Fermenting at home is really quite simple. You need a jar with a tight sealing lid.. preferably a flip top lid with a rubber seal. Alternatively you can use an old-style crock pot. A knife. A chopping board, some vegetables to ferment and some salt. The most difficult aspect is allowing our bacteria-phobic minds to get out of the way and trust this process. We worry that we will be create something bad. Yet by following a good recipe, you really cannot go wrong. Contrary to what you may think, you probably like fermented foods already! Yoghurt, pickles, cheese, salamis, beer, wine, miso, chocolate, coffee….all fermented. However the yet undiscovered tastes of foods like sauerkraut, kimchi, kefir, fermented relishes etc can be a little strong , or simply just different to begin with. If you want an hands-down crowd pleaser, make a fermented salsa (recipe below). It is so alive and vibrant on the tongue. I love playing with interesting flavours and food chemistry such as making some miso eggs. And if you are looking for some full flavour, health in a jar, dive straight in and make some kimchi.
Makes 1 litre jar
- 8–10 ripe tomatoes, roughly chopped
- 2 red or green peppers, roughly chopped
- 1 medium onion, roughly chopped
- 1–2 garlic cloves, minced
- juice of 1 lime
- handful of fresh coriander, chopped
- 2 tsp fine sea salt (add more if needed)
- 1/2 tsp cumin seeds
- 1/2 tsp freshly ground black pepper
- pinch of smoked paprika
1. This is an easy one. Simply mix together all the ingredients in a bowl, then pack into a clean 1-litre jar, making sure you leave 2.5cm of headspace at the top of the jar.
2. Close the lid and allow to ferment for at least three days at room temperature. Salsas have always been one of the more lively ferments and it makes a lot of noise. As the carbon dioxide escapes it brings some of that lovely juice with it, so place the jar on a dish to collect the juice and open it with care (although personally, I don’t mind being covered in salsa juice).
3. Once it’s ready, transfer to the fridge. It will keep for at least six months once opened.

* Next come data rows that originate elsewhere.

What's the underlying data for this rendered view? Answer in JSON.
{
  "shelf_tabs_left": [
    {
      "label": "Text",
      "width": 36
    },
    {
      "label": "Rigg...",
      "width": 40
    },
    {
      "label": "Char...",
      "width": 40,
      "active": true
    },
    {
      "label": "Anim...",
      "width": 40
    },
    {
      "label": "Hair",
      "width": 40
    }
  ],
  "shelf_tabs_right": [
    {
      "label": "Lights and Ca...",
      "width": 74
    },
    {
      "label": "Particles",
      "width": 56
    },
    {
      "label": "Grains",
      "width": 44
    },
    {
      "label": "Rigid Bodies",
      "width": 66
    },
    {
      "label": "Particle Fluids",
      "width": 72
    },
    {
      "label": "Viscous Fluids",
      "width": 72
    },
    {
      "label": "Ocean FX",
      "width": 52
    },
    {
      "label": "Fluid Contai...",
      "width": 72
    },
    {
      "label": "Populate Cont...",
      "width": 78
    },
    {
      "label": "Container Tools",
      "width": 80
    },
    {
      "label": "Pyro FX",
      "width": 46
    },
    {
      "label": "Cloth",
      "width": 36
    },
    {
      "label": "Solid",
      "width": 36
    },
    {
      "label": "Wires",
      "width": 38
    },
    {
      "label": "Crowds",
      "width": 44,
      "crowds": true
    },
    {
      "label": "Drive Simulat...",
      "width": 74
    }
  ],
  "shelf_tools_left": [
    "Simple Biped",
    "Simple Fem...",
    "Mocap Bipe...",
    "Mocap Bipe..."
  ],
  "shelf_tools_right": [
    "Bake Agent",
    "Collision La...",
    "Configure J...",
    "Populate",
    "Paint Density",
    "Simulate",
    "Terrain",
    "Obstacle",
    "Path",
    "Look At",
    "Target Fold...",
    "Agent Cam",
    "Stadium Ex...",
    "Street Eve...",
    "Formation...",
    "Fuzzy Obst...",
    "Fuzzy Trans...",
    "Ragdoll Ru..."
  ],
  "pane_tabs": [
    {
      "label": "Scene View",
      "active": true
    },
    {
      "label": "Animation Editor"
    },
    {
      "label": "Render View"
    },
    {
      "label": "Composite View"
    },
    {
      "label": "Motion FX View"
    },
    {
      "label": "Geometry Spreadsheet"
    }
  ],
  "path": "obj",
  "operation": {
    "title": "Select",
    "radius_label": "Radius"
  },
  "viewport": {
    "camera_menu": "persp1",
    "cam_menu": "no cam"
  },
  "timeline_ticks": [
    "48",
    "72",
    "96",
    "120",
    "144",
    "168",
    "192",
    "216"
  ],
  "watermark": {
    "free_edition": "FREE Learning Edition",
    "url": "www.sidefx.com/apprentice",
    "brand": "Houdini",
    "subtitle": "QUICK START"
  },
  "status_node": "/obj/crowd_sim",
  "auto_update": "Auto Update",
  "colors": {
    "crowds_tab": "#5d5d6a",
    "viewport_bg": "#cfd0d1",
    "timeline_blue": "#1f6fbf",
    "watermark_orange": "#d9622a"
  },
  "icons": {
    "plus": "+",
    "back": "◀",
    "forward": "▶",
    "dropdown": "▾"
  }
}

Vietnamese Pancakes With Kimchi
- 200g rice flour
- 1 small egg, lightly beaten
- 1 tsp ground turmeric
- 1/2 tsp sea salt
- 1 x 400ml tin of coconut milk
- 1 tbsp coconut oil, for cooking
- 200g kimchi
- 100g mung bean sprouts
- 30g mixed black and white sesame seeds
- 1/2 bunch of fresh coriander, chopped
- 1/2 bunch of fresh mint, chopped
- handful of fresh Thai basil, chopped
- sesame oil, for drizzling
- pinch of black pepper
1. First make the batter. Put the rice flour, egg, turmeric and salt in a bowl. Slowly pour in the coconut milk, whisking to avoid lumps. You’re after a thin crêpe batter, so add more coconut milk (or water) if necessary. Set aside to rest.
2. Melt the coconut oil in a large non-stick frying pan over a medium heat. Pour in a quarter of the batter and swirl it around to coat the pan. The edges can be thinner than the centre, which means they’ll be crispy. Once the underside is golden brown, flip the pancake over and cook the other side. Remove and keep warm while you make the remaining pancakes.
3. To serve, place a warm pancake on a serving dish and pile the kimchi, bean sprouts, sesame seeds and herbs on top. Drizzle with sesame oil, season with a pinch of freshly ground black pepper and serve.